▸ PROVIDED RECORDS:
*-*-*

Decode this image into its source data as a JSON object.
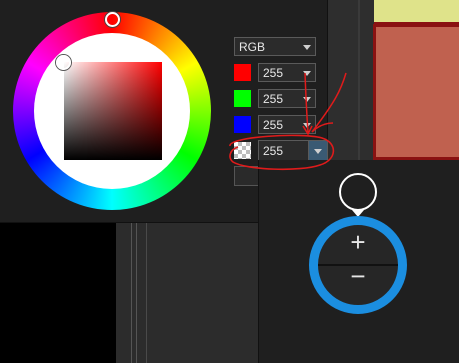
{
  "color_picker": {
    "mode_select": {
      "value": "RGB"
    },
    "channels": [
      {
        "name": "red",
        "value": "255",
        "color": "#ff0000"
      },
      {
        "name": "green",
        "value": "255",
        "color": "#00ff00"
      },
      {
        "name": "blue",
        "value": "255",
        "color": "#0000ff"
      },
      {
        "name": "alpha",
        "value": "255",
        "icon": "checkerboard-icon"
      }
    ]
  },
  "zoom_control": {
    "plus_label": "+",
    "minus_label": "−",
    "accent_color": "#1b8ee0"
  },
  "canvas": {
    "colors": {
      "yellow": "#dfe38a",
      "red": "#c0614f",
      "border": "#8a1212"
    }
  }
}
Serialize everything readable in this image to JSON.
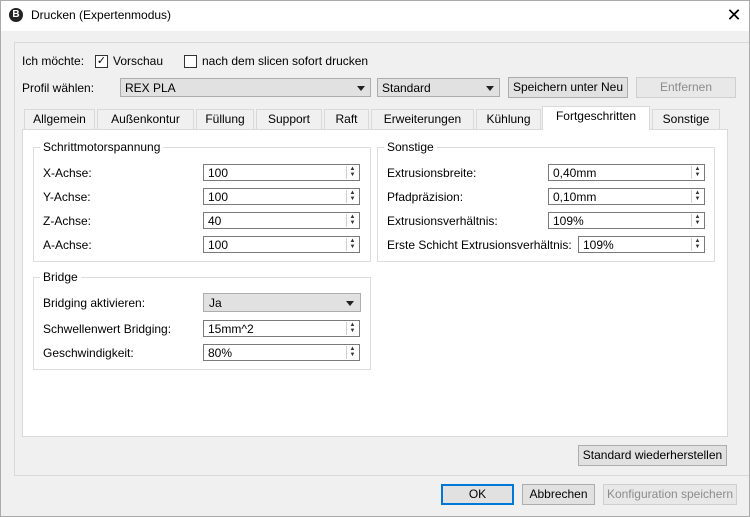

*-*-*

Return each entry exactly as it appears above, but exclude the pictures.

▸ ANSWER TO THIS EXERCISE:
Decode this image into its source data as a JSON object.
{
  "color_picker": {
    "mode_select": {
      "value": "RGB"
    },
    "channels": [
      {
        "name": "red",
        "value": "255",
        "color": "#ff0000"
      },
      {
        "name": "green",
        "value": "255",
        "color": "#00ff00"
      },
      {
        "name": "blue",
        "value": "255",
        "color": "#0000ff"
      },
      {
        "name": "alpha",
        "value": "255",
        "icon": "checkerboard-icon"
      }
    ]
  },
  "zoom_control": {
    "plus_label": "+",
    "minus_label": "−",
    "accent_color": "#1b8ee0"
  },
  "canvas": {
    "colors": {
      "yellow": "#dfe38a",
      "red": "#c0614f",
      "border": "#8a1212"
    }
  }
}
Serialize everything readable in this image to JSON.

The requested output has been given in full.